Student Profile with MDE student Julie West

November 30, 2017

On a warm day in early October, MDE student Julie West ’18, had just finished a clinical nursing shift at Morgan Stanley Children’s Hospital when she watched a van swerve and crash into several parked cars. The van pushed one car onto a sidewalk and nearly hit multiple pedestrians, causing debris to fly into the air, some of which hit her directly. After assessing that she wasn’t physically hurt, she jumped into action and ran toward the scene.

West quickly saw that only those inside the van were injured, and that the airbags had been deployed. An elderly driver had blood all over his face, and his wife in the passenger seat was complaining that she wasn’t able to breathe. An adult passenger in the back of the van said he was “shaken,” but otherwise felt fine.

West says she called 911, took their vital signs and began to assess the severity of their injuries. Above all, she says she remained calm and continuously checked the elderly couple’s pulses, respiratory rates, lung sounds, and bleeding until EMS arrived on scene. She says her aim was to keep the couple engaged until help showed up.  

West spoke with Columbia Nursing about the crash, her response, and what she learned from the experience:

Tell us a little about yourself:

I will graduate from the MDE program with my MSN in August 2018 and will graduate with a DNP in May of 2021. I am originally from Houston, Texas, and moved to the northeast six years ago. I worked as a Licensed Practical Nurse (LPN) for 11 years in women’s health and pediatric home health. 

After a divorce, as a single mother to an infant, I went back to school to finish my bachelor’s degree, and then on to graduate school at Columbia where I earned my master’s in health administration in May 2017. I’m now re-married, and my daughter is six years old.

What was going through your head when you saw the car crash onto the sidewalk?

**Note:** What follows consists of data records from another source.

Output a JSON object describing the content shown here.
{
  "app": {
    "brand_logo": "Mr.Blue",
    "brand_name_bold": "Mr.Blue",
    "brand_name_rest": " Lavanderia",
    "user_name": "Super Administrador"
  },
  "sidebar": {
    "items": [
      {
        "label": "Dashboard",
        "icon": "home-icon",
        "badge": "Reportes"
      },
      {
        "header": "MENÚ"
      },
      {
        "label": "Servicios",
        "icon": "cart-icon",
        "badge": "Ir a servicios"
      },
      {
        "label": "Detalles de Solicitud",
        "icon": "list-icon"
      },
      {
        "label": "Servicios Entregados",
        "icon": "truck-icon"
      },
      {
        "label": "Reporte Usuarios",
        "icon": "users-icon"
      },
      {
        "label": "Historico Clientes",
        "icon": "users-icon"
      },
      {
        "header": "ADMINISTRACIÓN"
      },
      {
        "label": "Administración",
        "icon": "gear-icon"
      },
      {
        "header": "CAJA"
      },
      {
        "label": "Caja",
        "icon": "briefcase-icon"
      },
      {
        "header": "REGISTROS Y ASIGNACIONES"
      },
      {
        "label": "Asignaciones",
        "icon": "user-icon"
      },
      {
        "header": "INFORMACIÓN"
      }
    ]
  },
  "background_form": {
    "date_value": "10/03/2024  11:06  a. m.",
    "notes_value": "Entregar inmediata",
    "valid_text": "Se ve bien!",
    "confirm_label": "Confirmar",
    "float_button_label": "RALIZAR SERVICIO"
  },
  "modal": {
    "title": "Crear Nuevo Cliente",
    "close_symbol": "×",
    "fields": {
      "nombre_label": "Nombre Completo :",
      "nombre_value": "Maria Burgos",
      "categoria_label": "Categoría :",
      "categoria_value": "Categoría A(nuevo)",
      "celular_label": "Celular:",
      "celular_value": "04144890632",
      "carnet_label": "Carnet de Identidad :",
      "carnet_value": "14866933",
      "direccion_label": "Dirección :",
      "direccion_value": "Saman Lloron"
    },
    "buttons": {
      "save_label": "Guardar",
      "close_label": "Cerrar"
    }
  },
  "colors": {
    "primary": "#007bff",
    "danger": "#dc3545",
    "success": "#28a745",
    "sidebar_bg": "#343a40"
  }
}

After I realized that I was unharmed, I was concerned for the people who were potentially injured. I just wanted to make sure that they were taken care of as quickly as possible. 

What did you learn from this situation?

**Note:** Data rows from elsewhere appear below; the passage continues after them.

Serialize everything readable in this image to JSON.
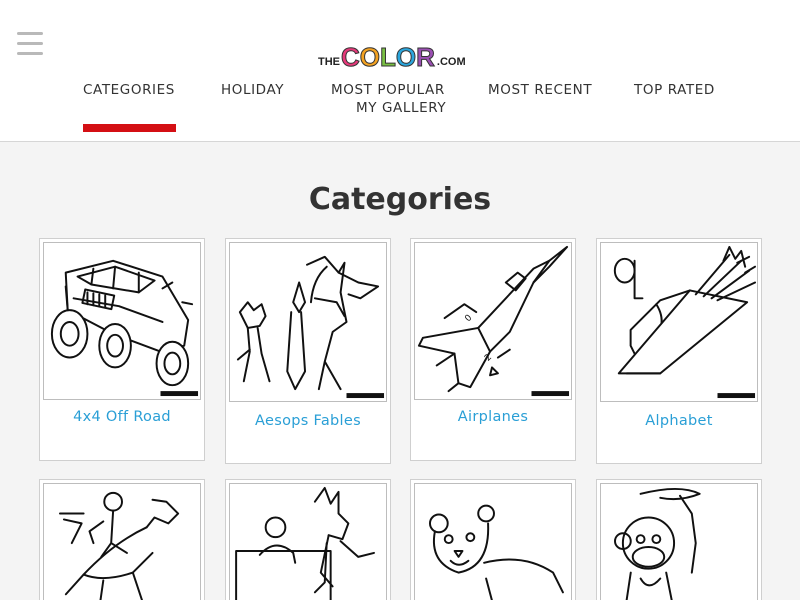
{
  "header": {
    "logo": {
      "prefix": "THE",
      "letters": [
        {
          "char": "C",
          "color": "#e5397a"
        },
        {
          "char": "O",
          "color": "#f3a221"
        },
        {
          "char": "L",
          "color": "#7ac043"
        },
        {
          "char": "O",
          "color": "#2ba6dd"
        },
        {
          "char": "R",
          "color": "#9b4fb3"
        }
      ],
      "suffix": ".COM"
    },
    "nav": {
      "categories": "CATEGORIES",
      "holiday": "HOLIDAY",
      "most_popular": "MOST POPULAR",
      "most_recent": "MOST RECENT",
      "top_rated": "TOP RATED",
      "my_gallery": "MY GALLERY",
      "active": "CATEGORIES"
    }
  },
  "main": {
    "title": "Categories",
    "categories": [
      {
        "label": "4x4 Off Road",
        "icon": "offroad-truck-icon"
      },
      {
        "label": "Aesops Fables",
        "icon": "fox-stork-icon"
      },
      {
        "label": "Airplanes",
        "icon": "jet-fighter-icon"
      },
      {
        "label": "Alphabet",
        "icon": "letter-q-quiver-icon"
      },
      {
        "label": "",
        "icon": "carousel-horse-icon"
      },
      {
        "label": "",
        "icon": "animals-cartoon-icon"
      },
      {
        "label": "",
        "icon": "lion-cub-icon"
      },
      {
        "label": "",
        "icon": "monkey-icon"
      }
    ]
  },
  "colors": {
    "accent": "#d40f14",
    "link": "#2a9fd6",
    "background": "#f4f4f4"
  }
}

I learned that I am capable of jumping into an unexpected emergency like this without hesitation. 

How did your education here at Columbia Nursing play a part in how you reacted?

Columbia Nursing has emphasized critical thinking and immediate assessment of the patient and environment. I was able to use these skills to quickly adapt to the situation and act with confidence.

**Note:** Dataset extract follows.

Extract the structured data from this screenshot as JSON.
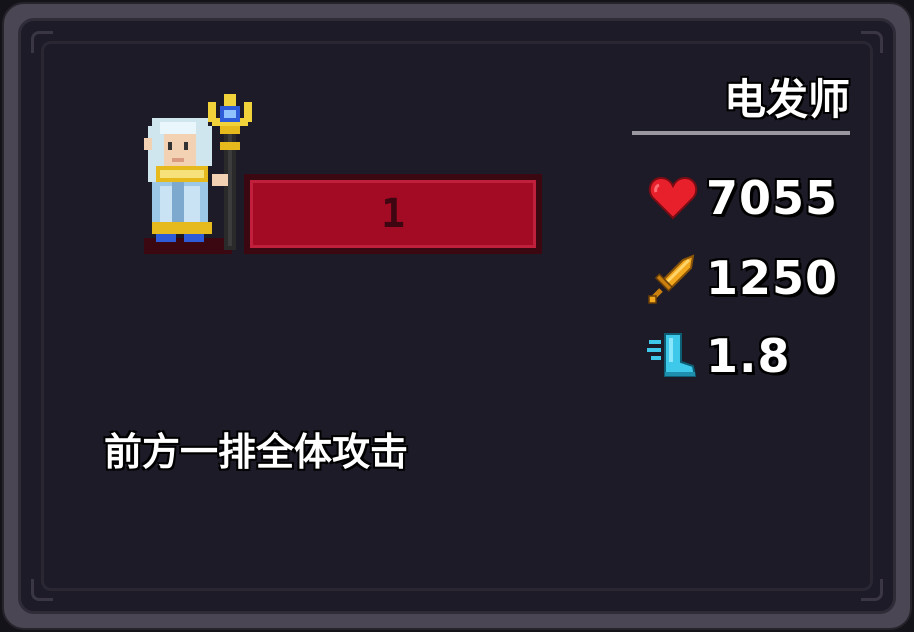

In addition, the simulation lab is a really amazing opportunity offered by Columbia Nursing. As students we get to experience hospital scenarios with life-like manikins to practice our skills and challenge our abilities. I’m certain that it helped me have confidence in myself, knowing that I can jump into a situation and use the skills that I’ve learned at Columbia Nursing.

What advice would you give to fellow students should they find themselves in a similar situation?

I think it’s important to assess safety for yourself first; you’re not going to be able to help anyone if it’s not safe for you. I didn’t provide any real life-saving measures, but I was able to use my basic skills and--probably more importantly—my compassion. I would advise others not to underestimate themselves. Always give what you can to the people around you who need help.

How does this incident impact your thoughts about becoming a nurse?

I’m glad that I can be “there” for people. I want to be a nurse to help people on a holistic level. I feel like I didn’t actually do much for the people in the accident, but it made a difference to the victims that I was there, and I think that is such an important part of health care and healing.

Is there anything else you’d like to add?               

I don’t think I’ve done anything any different than what any of my peers would have done, but it is nice to be recognized for it.